  • Re:Hmmm ... (Score:3, Interesting)

    by hawk ( 1151 ) <> on Tuesday July 10, 2012 @10:02PM (#40609965) Journal

    sure Windows 8 is taking a risk.

    Booting windows has always been a risk.

    a risk to your data, a risk to . . .

    Practice safe computing: always draw a pentium around your computer before launching windows or otherwise trafficking in demons :)


  • by tsm_sf ( 545316 ) on Tuesday July 10, 2012 @10:33PM (#40610181) Journal
    Small agile units backed by all that research and cash could be very very disruptive.

    And that is why this will never, ever, ever happen. Internal fiefdoms are jealously guarded at Microsoft.

    "It's why we suck!"(tm)
  • by raddan ( 519638 ) * on Tuesday July 10, 2012 @11:39PM (#40610547)
    That's not true. The Kinect camera hardware was developed by someone else, but the software (the real brains) was developed by Microsoft Research and then moved into a product group. Kinect-like technology is a big research focus for MSR.

    I am currently doing an internship at Microsoft Research. There are a huge number of very innovative things on the horizon (which, sadly, I can't talk about), and Microsoft has gathered one of the most talented groups of people I have ever had the pleasure to work with. Note that I have never been a fan of Microsoft-- I conscientiously avoided their software for a long time. I've been a BSD/Linux person for more than a decade and a Mac person since the late 1980's, and I prefer to write code in more traditionally UNIX languages: Ruby, C, Scala, etc. But I've had the pleasure of working with F# (basically ML, also developed by MSR) on top of the .NET CLR while I've been at MSR, and I am quite impressed. It's a shame that Microsoft doesn't develop this stuff for UNIX.
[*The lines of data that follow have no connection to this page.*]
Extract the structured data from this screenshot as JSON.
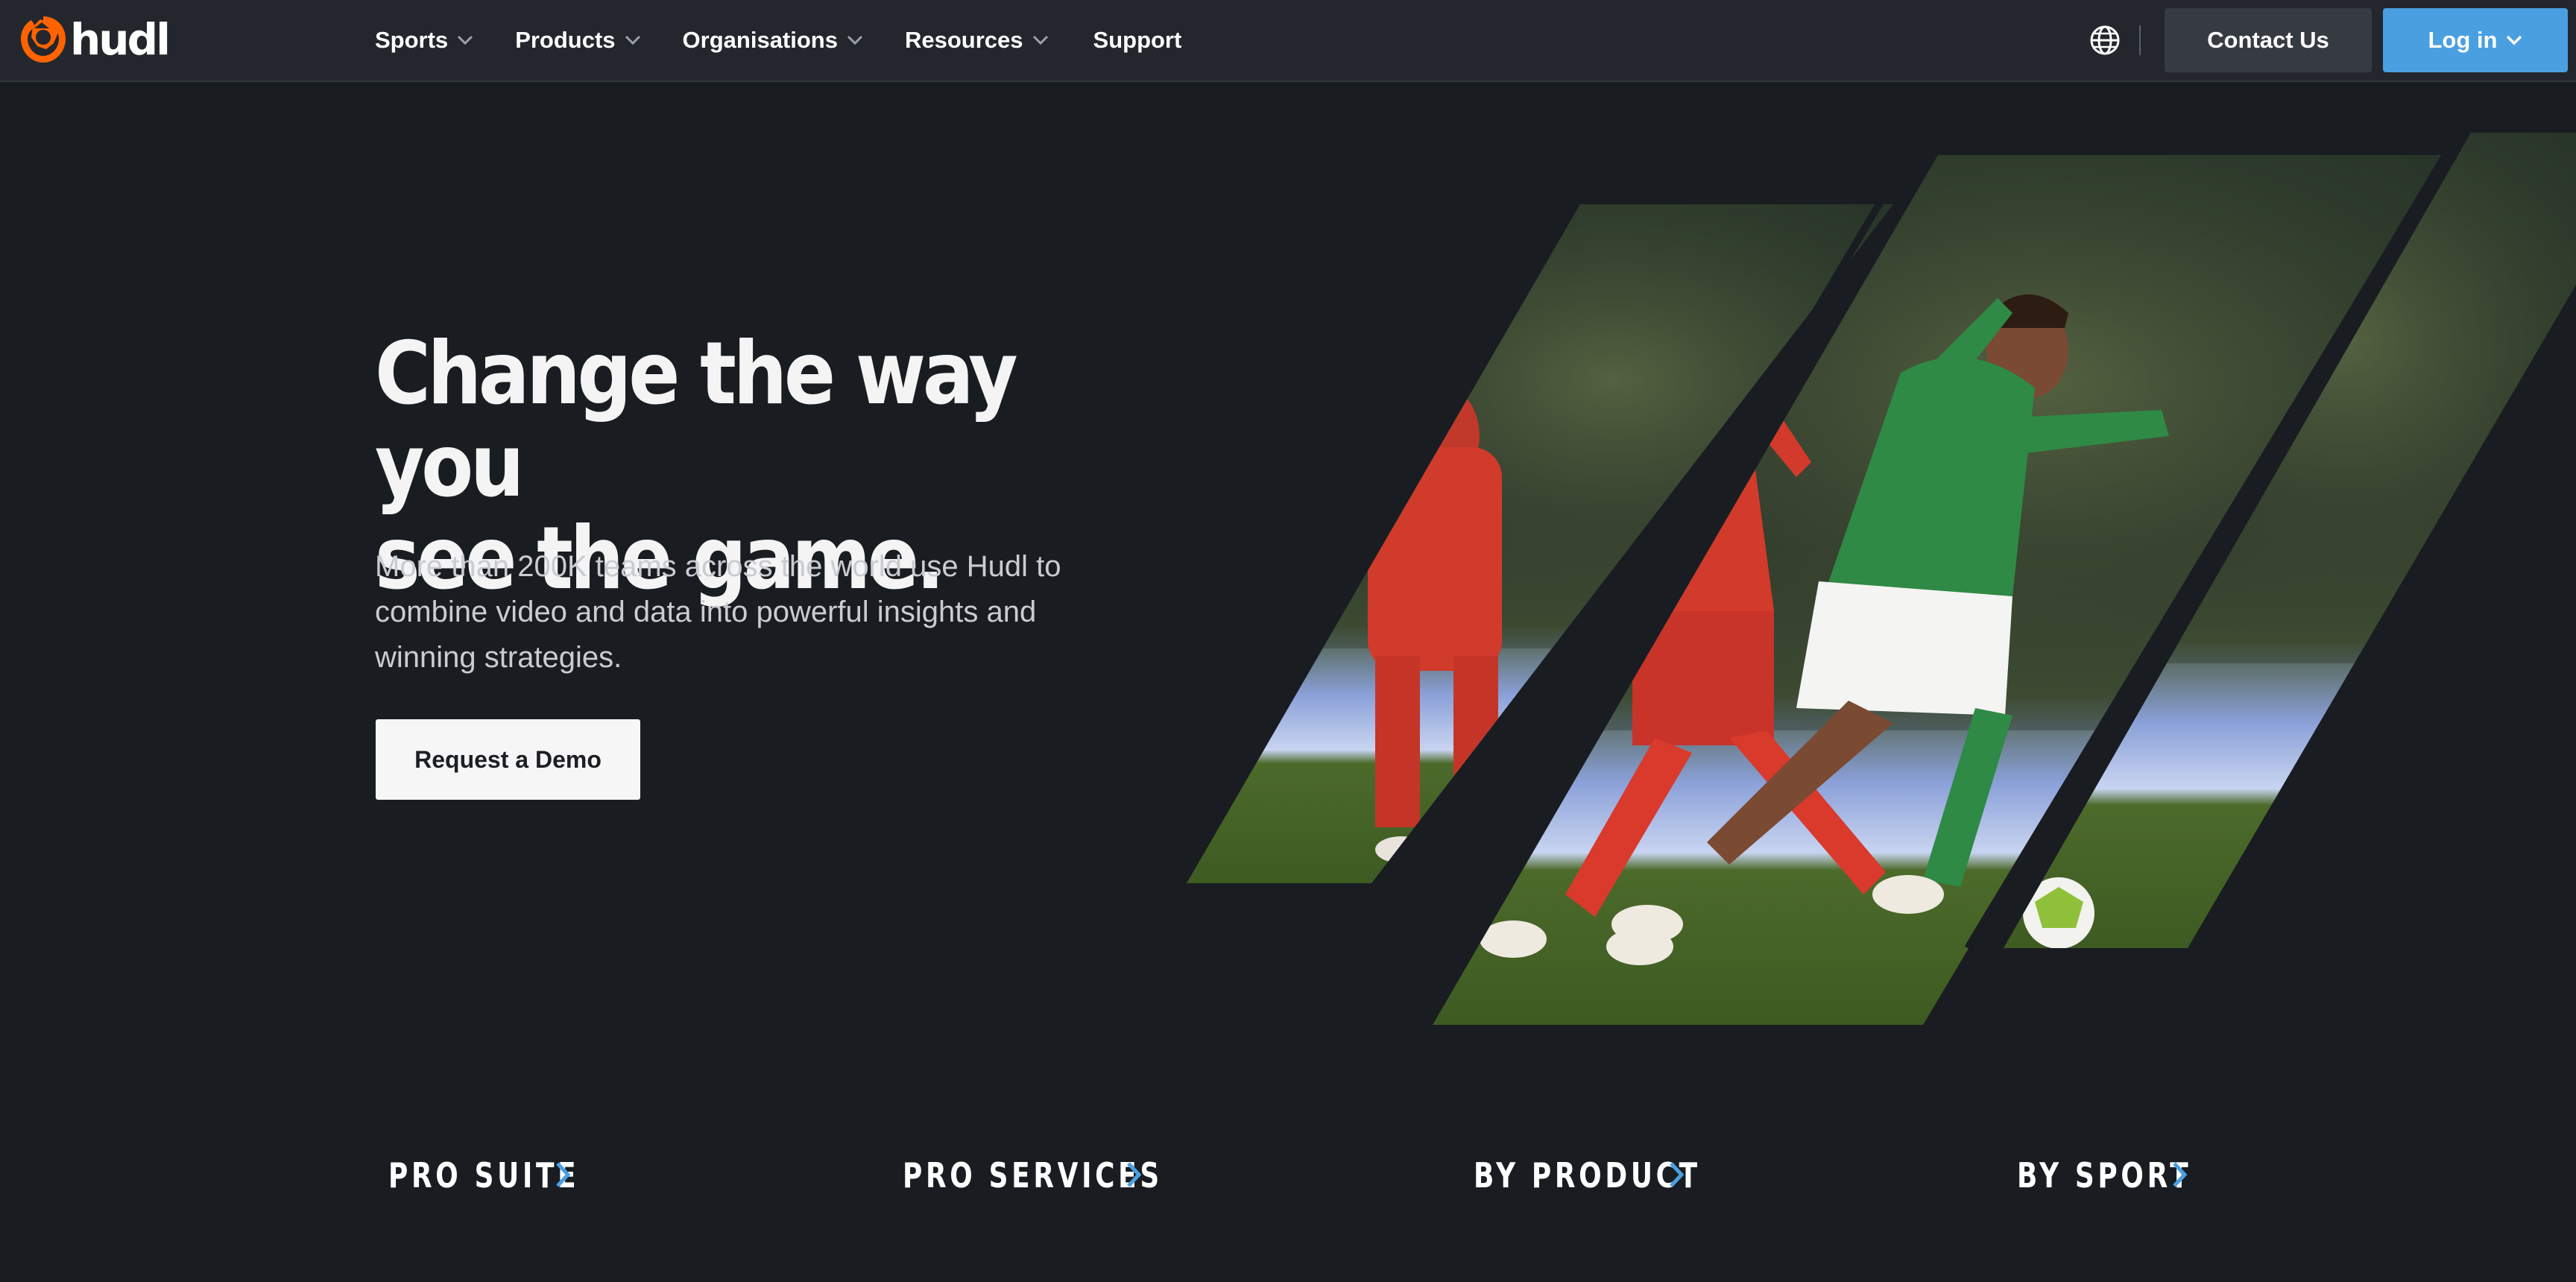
{
  "brand": {
    "name": "hudl",
    "logo_color": "#ff6300"
  },
  "nav": {
    "items": [
      {
        "label": "Sports",
        "has_dropdown": true
      },
      {
        "label": "Products",
        "has_dropdown": true
      },
      {
        "label": "Organisations",
        "has_dropdown": true
      },
      {
        "label": "Resources",
        "has_dropdown": true
      },
      {
        "label": "Support",
        "has_dropdown": false
      }
    ],
    "globe_icon": "globe-icon",
    "contact_label": "Contact Us",
    "login_label": "Log in"
  },
  "hero": {
    "title_line1": "Change the way you",
    "title_line2": "see the game.",
    "subtitle": "More than 200K teams across the world use Hudl to combine video and data into powerful insights and winning strategies.",
    "cta_label": "Request a Demo"
  },
  "categories": [
    {
      "label": "PRO SUITE"
    },
    {
      "label": "PRO SERVICES"
    },
    {
      "label": "BY PRODUCT"
    },
    {
      "label": "BY SPORT"
    }
  ],
  "colors": {
    "background": "#191d21",
    "navbar": "#23272d",
    "accent_blue": "#4a9fe1",
    "contact_button": "#363b42",
    "arrow_blue": "#4a9fe1"
  }
}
    I don't think Ballmer is blowing smoke, because from my standpoint, there's a lot going on here. While it's true that many of the things developed don't become products, the technology is very often integrated into existing products, without fanfare. The Windows fault-tolerant heap, for example, was developed at MSR for Linux, rejected by the Linux community (because it was not "incremental"), and then eventually ported to Windows. Many improvements that make Visual Studio a pleasure to use come from MSR. And, whether you think this is worthwhile or not-- MSR generates a huge number of very good research papers. Apple produces zero, although it does share some code (e.g., WebKit and LLVM). Google produces a handful and shares very little code (e.g., MapReduce and FlumeJava were never released, although they were reverse-engineered by people at Yahoo).

When a fellow says, "It ain't the money but the principle of the thing," it's the money. -- Kim Hubbard